With 15 starters returning—including junior Tailback Kevin Nelson, who missed five games in '81 because of ankle and knee injuries but still gained 883 yards and scored five touchdowns—UCLA should be able to cut its losses in '82. Other key players are Tom Ramsey at quarterback, Cormac Carney at split end and Irv Eatman at defensive tackle—each scheduled to start for his third season. After facing the likes of Michigan (Sept. 25) and Washington (Nov. 6) on the road, the rematch with George Achica's left hand will be on Nov. 20. Note: That game, along with all UCLA home games for at least the next five years, will be held in the Rose Bowl. The Bruins moved from the L.A. Coliseum after 52 years because they didn't want to share that turf with the NFL Raiders.

Houston's most fearsome player, 6'6", 263-pound second-team All-America Offensive Tackle Maceo Fifer, has the unfearsome nickname Bunny. His mother dressed him up as a rabbit one Halloween, and the inevitable nickname stuck. The Cougars have seven other offensive starters returning, but they still might be shy of the runners—particularly sticky-fingered runners, in view of the 39 fumbles Houston lost last season—they need to get their veer in order. Houston can count on junior Quarterback Lionel Wilson, who passed for 1,225 yards and ran for 65 more to lead the Cougs to a 7-4-1 finish. The defense, which last season ranked third nationally, giving up an average of 235.6 yards per game, has six starters back, including Cornerback Butch LaCroix, a premed senior with a 3.2 grade-point average who was No. 3 in the country with seven interceptions in 10 games.

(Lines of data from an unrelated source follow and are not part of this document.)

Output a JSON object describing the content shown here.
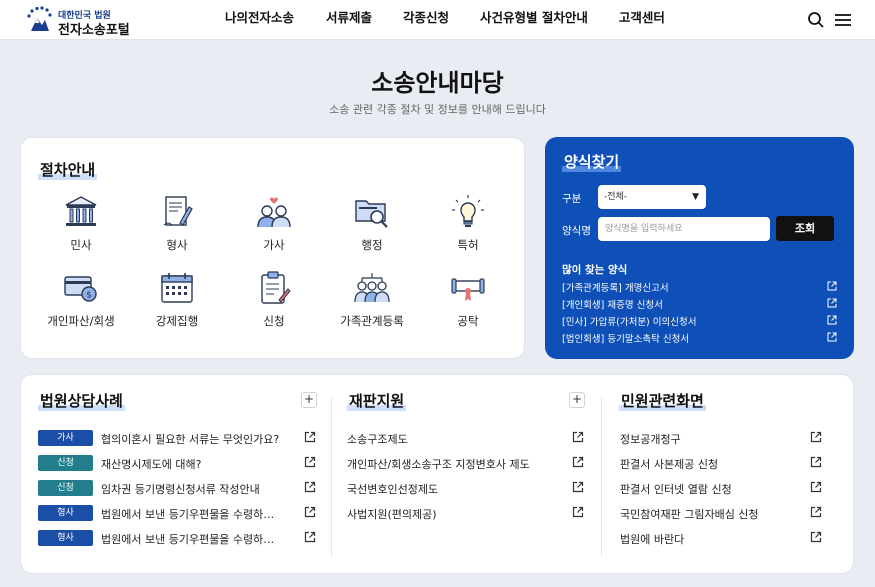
{
  "header": {
    "logo_sub": "대한민국 법원",
    "logo_main": "전자소송포털",
    "nav": [
      "나의전자소송",
      "서류제출",
      "각종신청",
      "사건유형별 절차안내",
      "고객센터"
    ]
  },
  "hero": {
    "title": "소송안내마당",
    "subtitle": "소송 관련 각종 절차 및 정보를 안내해 드립니다"
  },
  "procedures": {
    "title": "절차안내",
    "items": [
      {
        "label": "민사",
        "icon": "courthouse-icon"
      },
      {
        "label": "형사",
        "icon": "document-pen-icon"
      },
      {
        "label": "가사",
        "icon": "family-icon"
      },
      {
        "label": "행정",
        "icon": "folder-search-icon"
      },
      {
        "label": "특허",
        "icon": "lightbulb-icon"
      },
      {
        "label": "개인파산/회생",
        "icon": "card-coin-icon"
      },
      {
        "label": "강제집행",
        "icon": "calendar-icon"
      },
      {
        "label": "신청",
        "icon": "clipboard-icon"
      },
      {
        "label": "가족관계등록",
        "icon": "people-group-icon"
      },
      {
        "label": "공탁",
        "icon": "scroll-icon"
      }
    ]
  },
  "finder": {
    "title": "양식찾기",
    "category_label": "구분",
    "category_value": "-전체-",
    "name_label": "양식명",
    "name_placeholder": "양식명을 입력하세요",
    "search_button": "조회",
    "popular_title": "많이 찾는 양식",
    "popular": [
      "[가족관계등록] 개명신고서",
      "[개인회생] 재증명 신청서",
      "[민사] 가압류(가처분) 이의신청서",
      "[법인회생] 등기말소촉탁 신청서"
    ]
  },
  "cases": {
    "title": "법원상담사례",
    "plus": "+",
    "items": [
      {
        "tag": "가사",
        "color": "#1b4ea6",
        "text": "협의이혼시 필요한 서류는 무엇인가요?"
      },
      {
        "tag": "신청",
        "color": "#227e8c",
        "text": "재산명시제도에 대해?"
      },
      {
        "tag": "신청",
        "color": "#227e8c",
        "text": "임차권 등기명령신청서류 작성안내"
      },
      {
        "tag": "형사",
        "color": "#1b4ea6",
        "text": "법원에서 보낸 등기우편물을 수령하…"
      },
      {
        "tag": "형사",
        "color": "#1b4ea6",
        "text": "법원에서 보낸 등기우편물을 수령하…"
      }
    ]
  },
  "support": {
    "title": "재판지원",
    "plus": "+",
    "items": [
      "소송구조제도",
      "개인파산/회생소송구조 지정변호사 제도",
      "국선변호인선정제도",
      "사법지원(편의제공)"
    ]
  },
  "civil": {
    "title": "민원관련화면",
    "items": [
      "정보공개청구",
      "판결서 사본제공 신청",
      "판결서 인터넷 열람 신청",
      "국민참여재판 그림자배심 신청",
      "법원에 바란다"
    ]
  },
  "colors": {
    "brand_blue": "#0e4fb8",
    "tag_blue": "#1b4ea6",
    "tag_teal": "#227e8c"
  }
}
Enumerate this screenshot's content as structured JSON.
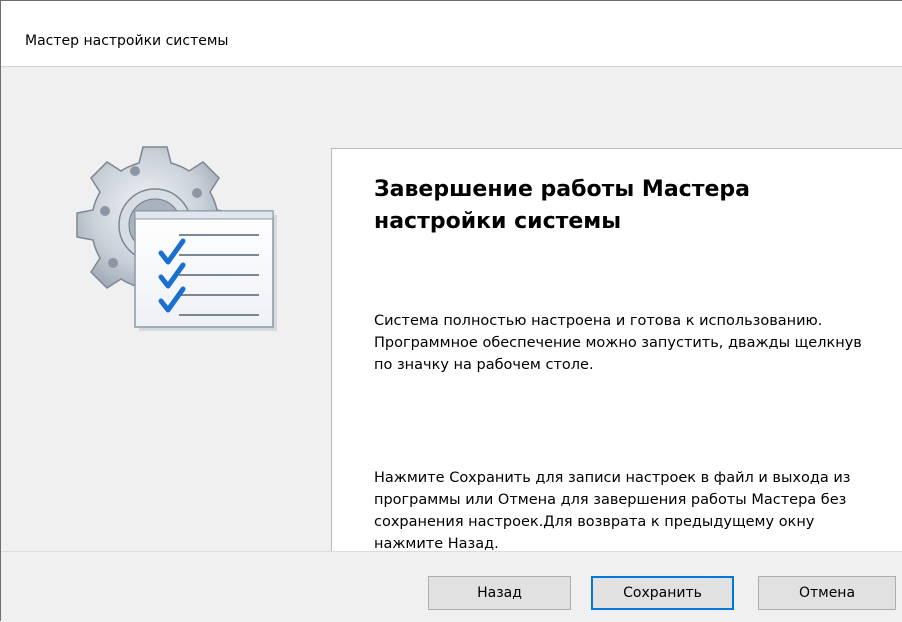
{
  "window": {
    "title": "Мастер настройки системы"
  },
  "illustration": {
    "icon": "settings-checklist-icon"
  },
  "content": {
    "heading": "Завершение работы Мастера настройки системы",
    "paragraph1": "Система полностью настроена и готова к использованию. Программное обеспечение можно запустить, дважды щелкнув по значку на рабочем столе.",
    "paragraph2": "Нажмите Сохранить для записи настроек в файл и выхода из программы или Отмена для завершения работы Мастера без сохранения настроек.Для возврата к предыдущему окну нажмите Назад."
  },
  "buttons": {
    "back": "Назад",
    "save": "Сохранить",
    "cancel": "Отмена"
  },
  "colors": {
    "accent": "#0078d7",
    "checkmark": "#1a6fd0",
    "background": "#f0f0f0"
  }
}
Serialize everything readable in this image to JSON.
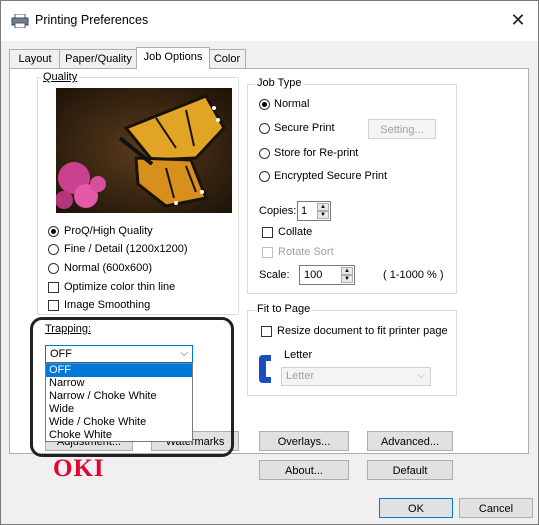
{
  "window": {
    "title": "Printing Preferences",
    "close_glyph": "✕"
  },
  "tabs": [
    {
      "label": "Layout"
    },
    {
      "label": "Paper/Quality"
    },
    {
      "label": "Job Options"
    },
    {
      "label": "Color"
    }
  ],
  "active_tab": "Job Options",
  "quality": {
    "label": "Quality",
    "radios": [
      {
        "label": "ProQ/High Quality",
        "checked": true
      },
      {
        "label": "Fine / Detail (1200x1200)",
        "checked": false
      },
      {
        "label": "Normal (600x600)",
        "checked": false
      }
    ],
    "checkboxes": [
      {
        "label": "Optimize color thin line",
        "checked": false
      },
      {
        "label": "Image Smoothing",
        "checked": false
      }
    ]
  },
  "trapping": {
    "label": "Trapping:",
    "selected": "OFF",
    "options": [
      "OFF",
      "Narrow",
      "Narrow / Choke White",
      "Wide",
      "Wide / Choke White",
      "Choke White"
    ]
  },
  "job_type": {
    "label": "Job Type",
    "radios": [
      {
        "label": "Normal",
        "checked": true
      },
      {
        "label": "Secure Print",
        "checked": false
      },
      {
        "label": "Store for Re-print",
        "checked": false
      },
      {
        "label": "Encrypted Secure Print",
        "checked": false
      }
    ],
    "setting_button": "Setting...",
    "copies_label": "Copies:",
    "copies_value": "1",
    "collate_label": "Collate",
    "rotate_sort_label": "Rotate Sort",
    "scale_label": "Scale:",
    "scale_value": "100",
    "scale_range": "( 1-1000 % )"
  },
  "fit_to_page": {
    "label": "Fit to Page",
    "checkbox_label": "Resize document to fit printer page",
    "letter_label": "Letter",
    "letter_select": "Letter"
  },
  "buttons": {
    "adjustment": "Adjustment...",
    "watermarks": "Watermarks",
    "overlays": "Overlays...",
    "advanced": "Advanced...",
    "about": "About...",
    "default": "Default",
    "ok": "OK",
    "cancel": "Cancel"
  },
  "brand": {
    "logo_text": "OKI",
    "color": "#e4032e"
  },
  "colors": {
    "accent": "#0078d7",
    "highlight_border": "#222222"
  }
}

Mississippi State Quarterback John Bond spent last summer harvesting catfish with his dad on a farm in Greenwood, Miss. It's one sign of the times that the Bond way to skin a cat is by using a machine imported from Germany that heads, guts, skins and fillets 3,000 catfish an hour. That's efficiency. It's another sign of the times that MSU Coach Emory Bellard, the father of the wishbone, spent last winter developing an offense to make the Bulldogs' passing game more efficient. "We've always thrown a lot of passes," says Bellard. "It's just that they've always been backwards, on pitches." His creation is as yet unnamed. It's a triple-option, of course, but it puts four receivers out on most plays. Among those pleased with the new scheme are Split End Glen Young, who runs a 4.37 40 and led the nation in punt returning with a 16.2 average but caught just 19 passes, and 6'5" Tight End Jerry Price, who hauled in 18 balls and claims to have hands big enough to palm two basketballs. Big deal? That's two in one hand, at once. The reason for the offensive emphasis at Mississippi State is that the defense, ranked No. 6 against the run in '81, lost five starters, including Linebacker Johnie Cooks (to the Colts) and Tackle Glen Collins (to the Bengals). Back is Mr. Sack: Defensive End Billy Jackson, who amassed 31 sacks in two seasons.

Tennessee Linebacker Mark Burns designed and sold T shirts; Middle Guard Chris Wampler kept souvenir shops supplied with official Fair knives; and Center Scott Heard charmed the kiddies in a Pac-Man costume.

It was World's Fair time in Knoxville, and the Vols were only doing their part—30 in all had summer jobs with the extravaganza. Now it's time for them to do their part to live up to the promise shown last year. It was a young Vol squad that allowed 87 points in its first two games, then came on to yield an average of 17.8 and win eight of the last 10, including the last-ever Garden State Bowl, 28-21 against Wisconsin. The defense gets back eight players, including 6'5", 260-pound Tackle Reggie White, who blocked three extra points in '81, but will miss Punter Jimmy Colquitt, who averaged 43.8 yards a boot.

Willie Gault steps in at split end for Anthony Hancock, the Chiefs" No. 1 pick. Gault, a world-class high hurdler (he was a member of the 1980 U.S. Olympic track team) and a 10.10 man for 100 meters, had better than a 21-yard average on both pass receptions and kickoff returns. In his honor, the offense, which averaged 23 points a game after scoring just seven in those first two contests, was dubbed "Orange Lightning."


Switzer is all dolled up with athletes like Bryan.


Putting Wilson at quarterback was Yeoman work.


New offense intended, says Bellard to Young.


Humphrey's surely no dummy; he'll do for Dye.